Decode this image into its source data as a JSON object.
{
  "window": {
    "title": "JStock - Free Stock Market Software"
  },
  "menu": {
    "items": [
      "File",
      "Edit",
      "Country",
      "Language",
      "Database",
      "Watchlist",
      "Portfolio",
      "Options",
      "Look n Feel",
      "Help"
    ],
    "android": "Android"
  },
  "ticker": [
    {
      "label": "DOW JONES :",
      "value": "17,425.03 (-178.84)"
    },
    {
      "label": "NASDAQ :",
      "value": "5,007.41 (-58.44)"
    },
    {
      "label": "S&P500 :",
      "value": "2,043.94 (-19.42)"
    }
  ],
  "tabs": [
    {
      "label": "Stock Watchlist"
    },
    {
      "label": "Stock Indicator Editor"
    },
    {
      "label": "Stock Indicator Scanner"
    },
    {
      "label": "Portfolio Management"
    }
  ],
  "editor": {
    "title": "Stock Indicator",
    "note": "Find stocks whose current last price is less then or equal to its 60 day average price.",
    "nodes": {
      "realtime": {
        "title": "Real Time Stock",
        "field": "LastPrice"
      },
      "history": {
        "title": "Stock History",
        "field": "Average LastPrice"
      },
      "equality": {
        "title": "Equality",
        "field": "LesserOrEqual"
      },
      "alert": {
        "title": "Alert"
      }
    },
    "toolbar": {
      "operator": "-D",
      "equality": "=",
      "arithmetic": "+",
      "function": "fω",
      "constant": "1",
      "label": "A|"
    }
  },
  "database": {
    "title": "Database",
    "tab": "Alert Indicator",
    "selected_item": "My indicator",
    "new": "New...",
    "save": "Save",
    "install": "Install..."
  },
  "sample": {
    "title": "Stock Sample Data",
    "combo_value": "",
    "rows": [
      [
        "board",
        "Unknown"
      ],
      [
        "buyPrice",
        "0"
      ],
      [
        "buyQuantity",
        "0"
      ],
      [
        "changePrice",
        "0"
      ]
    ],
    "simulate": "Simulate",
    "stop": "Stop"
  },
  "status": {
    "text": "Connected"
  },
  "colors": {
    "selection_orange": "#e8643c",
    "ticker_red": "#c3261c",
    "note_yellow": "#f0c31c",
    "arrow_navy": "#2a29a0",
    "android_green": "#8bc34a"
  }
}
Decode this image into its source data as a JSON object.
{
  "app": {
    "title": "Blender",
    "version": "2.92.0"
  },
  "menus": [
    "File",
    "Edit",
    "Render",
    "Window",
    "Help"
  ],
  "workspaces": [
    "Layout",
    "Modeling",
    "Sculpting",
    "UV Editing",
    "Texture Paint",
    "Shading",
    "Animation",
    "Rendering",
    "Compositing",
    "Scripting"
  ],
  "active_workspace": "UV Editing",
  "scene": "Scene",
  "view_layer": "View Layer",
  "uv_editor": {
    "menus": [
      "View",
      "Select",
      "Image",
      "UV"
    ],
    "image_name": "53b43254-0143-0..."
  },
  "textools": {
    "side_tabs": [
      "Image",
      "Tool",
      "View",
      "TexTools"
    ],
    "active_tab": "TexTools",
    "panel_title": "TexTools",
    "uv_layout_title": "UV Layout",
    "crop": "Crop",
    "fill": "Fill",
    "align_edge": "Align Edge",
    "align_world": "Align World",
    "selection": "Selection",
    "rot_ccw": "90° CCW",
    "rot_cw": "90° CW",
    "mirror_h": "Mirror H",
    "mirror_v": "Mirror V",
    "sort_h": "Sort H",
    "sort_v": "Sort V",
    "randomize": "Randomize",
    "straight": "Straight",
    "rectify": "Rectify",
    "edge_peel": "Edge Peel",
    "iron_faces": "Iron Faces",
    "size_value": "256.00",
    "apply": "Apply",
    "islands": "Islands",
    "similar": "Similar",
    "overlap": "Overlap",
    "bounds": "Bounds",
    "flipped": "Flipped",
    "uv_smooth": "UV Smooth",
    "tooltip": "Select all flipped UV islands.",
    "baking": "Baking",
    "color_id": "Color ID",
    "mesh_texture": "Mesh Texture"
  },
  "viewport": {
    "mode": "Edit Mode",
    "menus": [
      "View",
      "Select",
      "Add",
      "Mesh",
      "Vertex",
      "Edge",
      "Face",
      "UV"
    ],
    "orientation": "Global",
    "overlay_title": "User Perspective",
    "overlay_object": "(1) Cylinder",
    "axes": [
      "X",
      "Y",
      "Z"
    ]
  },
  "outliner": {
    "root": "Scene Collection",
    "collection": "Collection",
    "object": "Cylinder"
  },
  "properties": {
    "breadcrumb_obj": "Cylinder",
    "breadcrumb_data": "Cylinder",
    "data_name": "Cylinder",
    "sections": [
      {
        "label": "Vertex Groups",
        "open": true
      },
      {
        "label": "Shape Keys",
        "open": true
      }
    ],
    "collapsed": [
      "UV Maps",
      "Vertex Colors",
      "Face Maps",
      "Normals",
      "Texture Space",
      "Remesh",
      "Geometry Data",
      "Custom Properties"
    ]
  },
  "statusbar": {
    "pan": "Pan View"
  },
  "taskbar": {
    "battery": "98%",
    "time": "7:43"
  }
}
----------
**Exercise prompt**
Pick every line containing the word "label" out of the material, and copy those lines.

**Completed exercise**
      "label": "DOW JONES :",
      "label": "NASDAQ :",
      "label": "S&P500 :",
      "label": "Stock Watchlist"
      "label": "Stock Indicator Editor"
      "label": "Stock Indicator Scanner"
      "label": "Portfolio Management"
      "label": "A|"
        "label": "Vertex Groups",
        "label": "Shape Keys",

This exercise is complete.